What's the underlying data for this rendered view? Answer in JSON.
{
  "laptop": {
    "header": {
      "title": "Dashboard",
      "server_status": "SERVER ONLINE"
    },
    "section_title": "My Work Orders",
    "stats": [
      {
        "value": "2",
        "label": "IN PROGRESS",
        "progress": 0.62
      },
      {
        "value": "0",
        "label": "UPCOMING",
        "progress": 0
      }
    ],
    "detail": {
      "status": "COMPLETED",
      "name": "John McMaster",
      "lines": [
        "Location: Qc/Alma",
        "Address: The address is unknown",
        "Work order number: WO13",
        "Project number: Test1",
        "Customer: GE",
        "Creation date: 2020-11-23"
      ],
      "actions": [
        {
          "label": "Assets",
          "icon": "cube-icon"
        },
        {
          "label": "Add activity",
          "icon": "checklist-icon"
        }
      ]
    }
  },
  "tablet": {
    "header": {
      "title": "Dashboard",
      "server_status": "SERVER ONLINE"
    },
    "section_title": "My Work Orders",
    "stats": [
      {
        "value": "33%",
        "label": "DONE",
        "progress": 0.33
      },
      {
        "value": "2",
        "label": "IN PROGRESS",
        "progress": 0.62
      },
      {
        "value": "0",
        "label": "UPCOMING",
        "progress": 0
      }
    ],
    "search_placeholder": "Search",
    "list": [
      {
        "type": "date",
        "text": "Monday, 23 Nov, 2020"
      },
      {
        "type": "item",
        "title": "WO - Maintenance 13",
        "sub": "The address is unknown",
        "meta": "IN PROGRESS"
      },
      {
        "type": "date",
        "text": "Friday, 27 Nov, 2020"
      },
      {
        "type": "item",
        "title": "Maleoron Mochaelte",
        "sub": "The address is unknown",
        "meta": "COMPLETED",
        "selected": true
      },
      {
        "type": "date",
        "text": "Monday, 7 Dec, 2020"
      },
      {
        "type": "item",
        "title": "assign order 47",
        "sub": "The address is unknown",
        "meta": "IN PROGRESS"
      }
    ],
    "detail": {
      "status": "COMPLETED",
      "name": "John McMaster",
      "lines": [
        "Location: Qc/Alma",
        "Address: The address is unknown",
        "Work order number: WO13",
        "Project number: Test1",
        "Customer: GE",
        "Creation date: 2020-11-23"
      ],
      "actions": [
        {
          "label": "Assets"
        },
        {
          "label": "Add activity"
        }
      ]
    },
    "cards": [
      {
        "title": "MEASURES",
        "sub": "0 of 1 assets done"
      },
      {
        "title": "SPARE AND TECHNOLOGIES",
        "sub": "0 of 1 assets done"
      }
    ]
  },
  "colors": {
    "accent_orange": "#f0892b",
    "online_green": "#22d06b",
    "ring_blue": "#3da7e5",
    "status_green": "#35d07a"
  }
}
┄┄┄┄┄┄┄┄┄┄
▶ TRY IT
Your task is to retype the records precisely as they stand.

▶ ANSWER TO THIS PROBLEM
What's the underlying data for this rendered view? Answer in JSON.
{
  "laptop": {
    "header": {
      "title": "Dashboard",
      "server_status": "SERVER ONLINE"
    },
    "section_title": "My Work Orders",
    "stats": [
      {
        "value": "2",
        "label": "IN PROGRESS",
        "progress": 0.62
      },
      {
        "value": "0",
        "label": "UPCOMING",
        "progress": 0
      }
    ],
    "detail": {
      "status": "COMPLETED",
      "name": "John McMaster",
      "lines": [
        "Location: Qc/Alma",
        "Address: The address is unknown",
        "Work order number: WO13",
        "Project number: Test1",
        "Customer: GE",
        "Creation date: 2020-11-23"
      ],
      "actions": [
        {
          "label": "Assets",
          "icon": "cube-icon"
        },
        {
          "label": "Add activity",
          "icon": "checklist-icon"
        }
      ]
    }
  },
  "tablet": {
    "header": {
      "title": "Dashboard",
      "server_status": "SERVER ONLINE"
    },
    "section_title": "My Work Orders",
    "stats": [
      {
        "value": "33%",
        "label": "DONE",
        "progress": 0.33
      },
      {
        "value": "2",
        "label": "IN PROGRESS",
        "progress": 0.62
      },
      {
        "value": "0",
        "label": "UPCOMING",
        "progress": 0
      }
    ],
    "search_placeholder": "Search",
    "list": [
      {
        "type": "date",
        "text": "Monday, 23 Nov, 2020"
      },
      {
        "type": "item",
        "title": "WO - Maintenance 13",
        "sub": "The address is unknown",
        "meta": "IN PROGRESS"
      },
      {
        "type": "date",
        "text": "Friday, 27 Nov, 2020"
      },
      {
        "type": "item",
        "title": "Maleoron Mochaelte",
        "sub": "The address is unknown",
        "meta": "COMPLETED",
        "selected": true
      },
      {
        "type": "date",
        "text": "Monday, 7 Dec, 2020"
      },
      {
        "type": "item",
        "title": "assign order 47",
        "sub": "The address is unknown",
        "meta": "IN PROGRESS"
      }
    ],
    "detail": {
      "status": "COMPLETED",
      "name": "John McMaster",
      "lines": [
        "Location: Qc/Alma",
        "Address: The address is unknown",
        "Work order number: WO13",
        "Project number: Test1",
        "Customer: GE",
        "Creation date: 2020-11-23"
      ],
      "actions": [
        {
          "label": "Assets"
        },
        {
          "label": "Add activity"
        }
      ]
    },
    "cards": [
      {
        "title": "MEASURES",
        "sub": "0 of 1 assets done"
      },
      {
        "title": "SPARE AND TECHNOLOGIES",
        "sub": "0 of 1 assets done"
      }
    ]
  },
  "colors": {
    "accent_orange": "#f0892b",
    "online_green": "#22d06b",
    "ring_blue": "#3da7e5",
    "status_green": "#35d07a"
  }
}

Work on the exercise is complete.